In a communications sphere heavily saturated with content, niche publishing concentrates on a specific target focus compared to having a broad content focus. For example, you may publish a cookbook, but a niche focus would be publishing a cookbook specifically featuring Italian cuisine.
In today’s market, associations have a unique position because they naturally provide members value through niche content about their specific focus.
Publishing departments can look to association publications for inspiration into how to cull your audience to the most engaged and loyal readers. Members of associations are dedicated and interested in the association’s particular niche, instinctually making them engaged readers — which also makes the association and its publications very attractive to advertisers.
Noteworthy Niche Publications
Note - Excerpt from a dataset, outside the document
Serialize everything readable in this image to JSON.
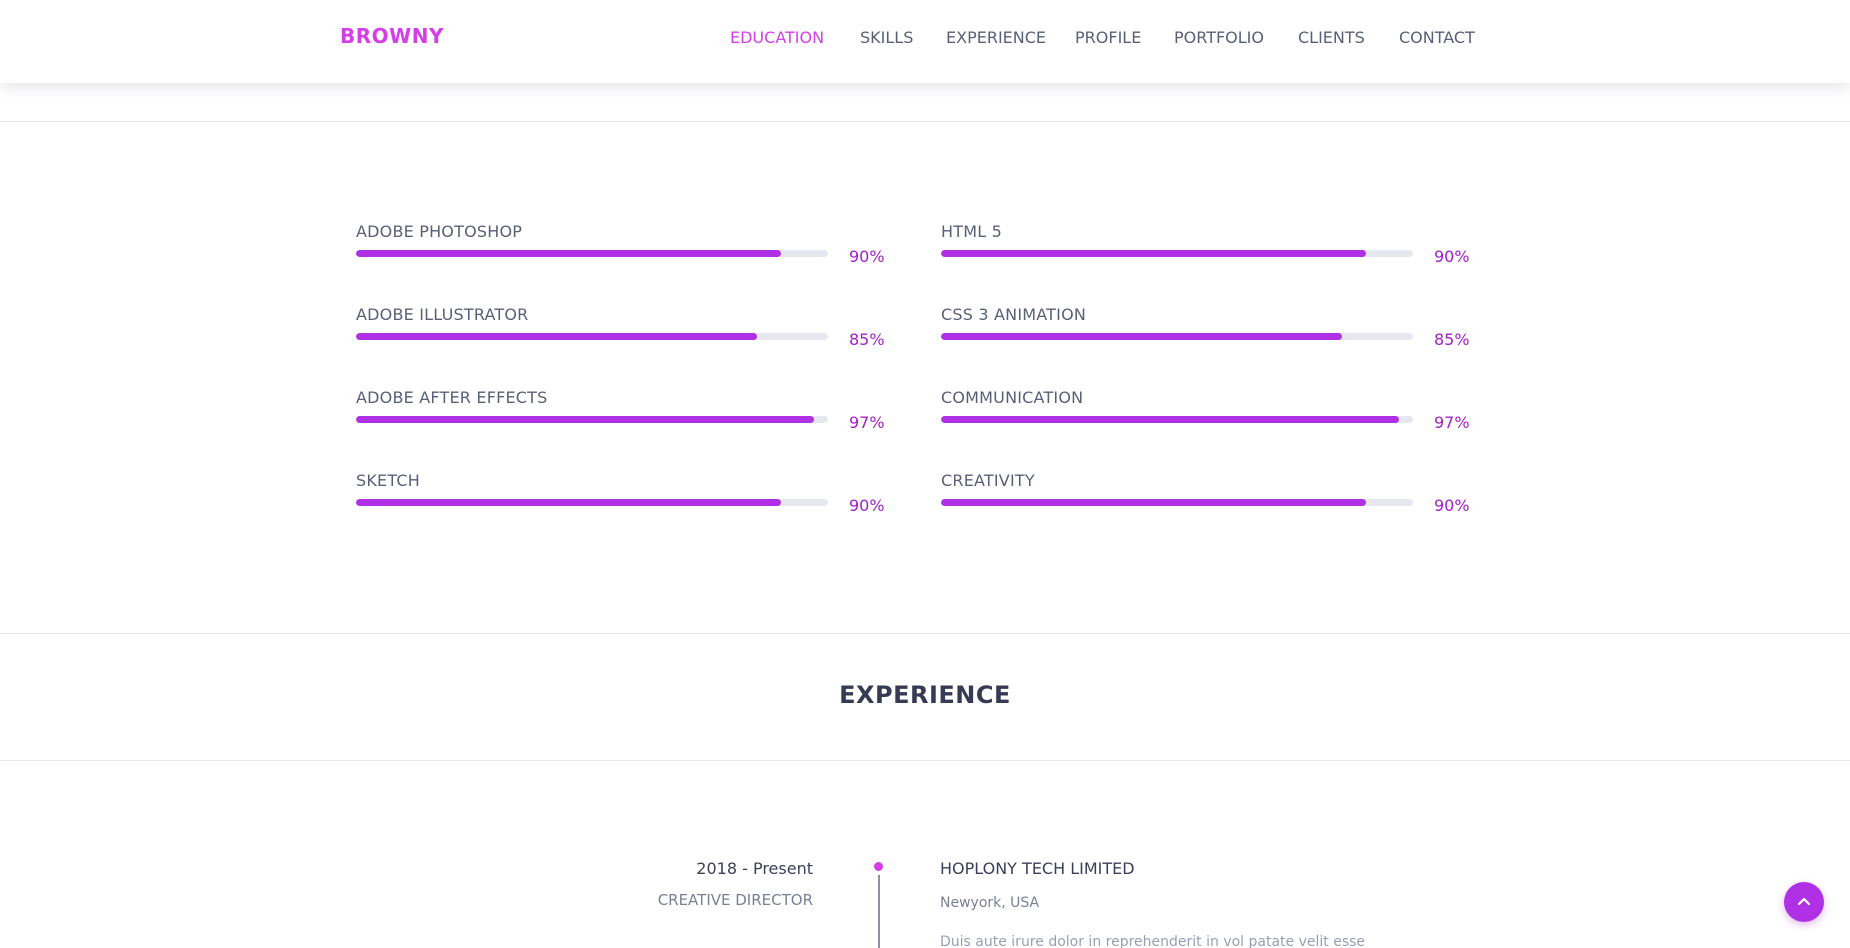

- 6 ways to tell if your publication needs a facelift
- In-house vs. outside contractor design processes
- 3 key areas to focus on for a successful publication redesign
Tapping into knowing what content your audience craves is half of the battle of establishing noteworthy niche publications. The following two association examples represent the other half: engage readers with valuable content, compelling design and advertising opportunities.
Leader’s Edge magazine
Published 10 times per year by The Council of Insurance Agents & Brokers, Leader’s Edge magazine complements its quantitative content of commercial insurance brokerage with a thought provoking and a visually “edgy” design.
CIAB’s target membership appeals to an audience of roughly 15,000 high-level executives who crave cutting edge information that highlights prosperous opportunities in the insurance industry. This attention to detail resonates through the literal name of the magazine as well as the design that amplifies its content.
Leader’s Edge sets itself apart from competing associations and consumer magazines by capitalizing on its niche focus with deliberate decisions that capture the visual and tactile interests of its membership from the standout shape of the magazine to its purposeful printing techniques.
As a member-only benefit for The Association for Convenience and Fuel Retailing, NACS Magazine is the chief advocacy publication for the $547.8 billion convenience and fuel retailing industry. From a prosperous advertising opportunity standpoint, NACS represents more than 1,820 retail companies operating in more than in 100,000 stores internationally.
While this niche association magazine has a large reach, it’s the only association of its kind to reach this specific target market on a monthly publishing schedule. NACS Magazine doesn’t just report on industry news, but also creates news from its thought-provoking articles to its annual trade show, the NACS Show.
“NACS Magazine is an excellent and efficient way for Hershey to communicate with customers,” said Tom Joyce, vice president of customer and industry affairs, The Hershey Company. “Our trade ads are developed to introduce new products and capabilities designed to grow sales and distribution, and NACS Magazine helps us accomplish that objective.”
Leveraging its niche publishing strategy, NACS Magazine is able to compete for and acquire ad placements from large corporations including Hershey, Miller Coors and Coca Cola. Perhaps an anomaly for associations, but an example that reflects the value of a niche publication focus and engaged readership.
Find Your Niche
While we may be swamped by 10,000 messages a day, niche publications allow your audience to disconnect and discover.
Niche publishing provides opportunities for readers to seek out your publication as a go-to industry expert. Three ways to build credibility with your audience as an expert in your niche include:
- Demonstrating passion for the topic
- Developing a consistent publishing schedule
- Welcoming open conversations about the niche with your audience
Understanding your audience is important to your publication’s success. Know what questions they are asking and how you can deliver answers in a way that communicates informed knowledge and authenticity.
Settling for the status quo is one way to lose your publication in the content shuffle. Your publishing strategy should never have an end destination—if you re-structure, re-strategize and reinvigorate your publication to complement your audiences evolving interests, your readers will view you as a trustworthy industry expert.
Images courtesy of Leader’s Edge and NACS.
Leave a Reply